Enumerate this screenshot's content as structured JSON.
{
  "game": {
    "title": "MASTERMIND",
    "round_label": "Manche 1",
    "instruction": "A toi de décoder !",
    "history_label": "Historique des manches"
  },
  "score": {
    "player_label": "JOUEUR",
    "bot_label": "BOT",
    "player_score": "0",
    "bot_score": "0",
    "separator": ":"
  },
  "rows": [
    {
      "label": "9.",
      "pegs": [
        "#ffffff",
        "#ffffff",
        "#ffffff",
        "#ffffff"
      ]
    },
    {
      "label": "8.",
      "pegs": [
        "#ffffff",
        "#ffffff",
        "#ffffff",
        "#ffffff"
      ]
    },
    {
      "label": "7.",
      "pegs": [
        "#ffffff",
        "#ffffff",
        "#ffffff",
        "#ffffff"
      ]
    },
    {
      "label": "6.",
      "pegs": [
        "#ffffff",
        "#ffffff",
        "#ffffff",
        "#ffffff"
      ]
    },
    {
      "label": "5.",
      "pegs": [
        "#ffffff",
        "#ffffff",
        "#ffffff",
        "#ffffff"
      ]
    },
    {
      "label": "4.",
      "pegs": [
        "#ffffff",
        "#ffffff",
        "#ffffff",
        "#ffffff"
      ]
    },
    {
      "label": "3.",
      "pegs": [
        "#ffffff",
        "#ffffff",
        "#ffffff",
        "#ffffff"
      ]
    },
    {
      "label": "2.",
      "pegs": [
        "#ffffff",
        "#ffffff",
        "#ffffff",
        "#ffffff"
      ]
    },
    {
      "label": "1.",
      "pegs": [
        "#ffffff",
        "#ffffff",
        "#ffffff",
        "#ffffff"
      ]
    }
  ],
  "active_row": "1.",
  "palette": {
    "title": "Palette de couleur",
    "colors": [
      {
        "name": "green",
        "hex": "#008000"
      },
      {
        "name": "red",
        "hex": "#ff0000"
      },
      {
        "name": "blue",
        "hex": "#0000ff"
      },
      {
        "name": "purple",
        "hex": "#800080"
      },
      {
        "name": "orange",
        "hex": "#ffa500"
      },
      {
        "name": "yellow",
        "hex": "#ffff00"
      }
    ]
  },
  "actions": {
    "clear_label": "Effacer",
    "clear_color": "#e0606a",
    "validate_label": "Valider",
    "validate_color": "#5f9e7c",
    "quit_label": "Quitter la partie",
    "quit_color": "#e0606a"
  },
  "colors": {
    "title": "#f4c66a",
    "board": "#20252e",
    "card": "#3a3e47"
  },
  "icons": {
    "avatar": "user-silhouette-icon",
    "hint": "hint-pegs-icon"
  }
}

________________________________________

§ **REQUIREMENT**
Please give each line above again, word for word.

§ **SOLUTION BELOW**
Enumerate this screenshot's content as structured JSON.
{
  "game": {
    "title": "MASTERMIND",
    "round_label": "Manche 1",
    "instruction": "A toi de décoder !",
    "history_label": "Historique des manches"
  },
  "score": {
    "player_label": "JOUEUR",
    "bot_label": "BOT",
    "player_score": "0",
    "bot_score": "0",
    "separator": ":"
  },
  "rows": [
    {
      "label": "9.",
      "pegs": [
        "#ffffff",
        "#ffffff",
        "#ffffff",
        "#ffffff"
      ]
    },
    {
      "label": "8.",
      "pegs": [
        "#ffffff",
        "#ffffff",
        "#ffffff",
        "#ffffff"
      ]
    },
    {
      "label": "7.",
      "pegs": [
        "#ffffff",
        "#ffffff",
        "#ffffff",
        "#ffffff"
      ]
    },
    {
      "label": "6.",
      "pegs": [
        "#ffffff",
        "#ffffff",
        "#ffffff",
        "#ffffff"
      ]
    },
    {
      "label": "5.",
      "pegs": [
        "#ffffff",
        "#ffffff",
        "#ffffff",
        "#ffffff"
      ]
    },
    {
      "label": "4.",
      "pegs": [
        "#ffffff",
        "#ffffff",
        "#ffffff",
        "#ffffff"
      ]
    },
    {
      "label": "3.",
      "pegs": [
        "#ffffff",
        "#ffffff",
        "#ffffff",
        "#ffffff"
      ]
    },
    {
      "label": "2.",
      "pegs": [
        "#ffffff",
        "#ffffff",
        "#ffffff",
        "#ffffff"
      ]
    },
    {
      "label": "1.",
      "pegs": [
        "#ffffff",
        "#ffffff",
        "#ffffff",
        "#ffffff"
      ]
    }
  ],
  "active_row": "1.",
  "palette": {
    "title": "Palette de couleur",
    "colors": [
      {
        "name": "green",
        "hex": "#008000"
      },
      {
        "name": "red",
        "hex": "#ff0000"
      },
      {
        "name": "blue",
        "hex": "#0000ff"
      },
      {
        "name": "purple",
        "hex": "#800080"
      },
      {
        "name": "orange",
        "hex": "#ffa500"
      },
      {
        "name": "yellow",
        "hex": "#ffff00"
      }
    ]
  },
  "actions": {
    "clear_label": "Effacer",
    "clear_color": "#e0606a",
    "validate_label": "Valider",
    "validate_color": "#5f9e7c",
    "quit_label": "Quitter la partie",
    "quit_color": "#e0606a"
  },
  "colors": {
    "title": "#f4c66a",
    "board": "#20252e",
    "card": "#3a3e47"
  },
  "icons": {
    "avatar": "user-silhouette-icon",
    "hint": "hint-pegs-icon"
  }
}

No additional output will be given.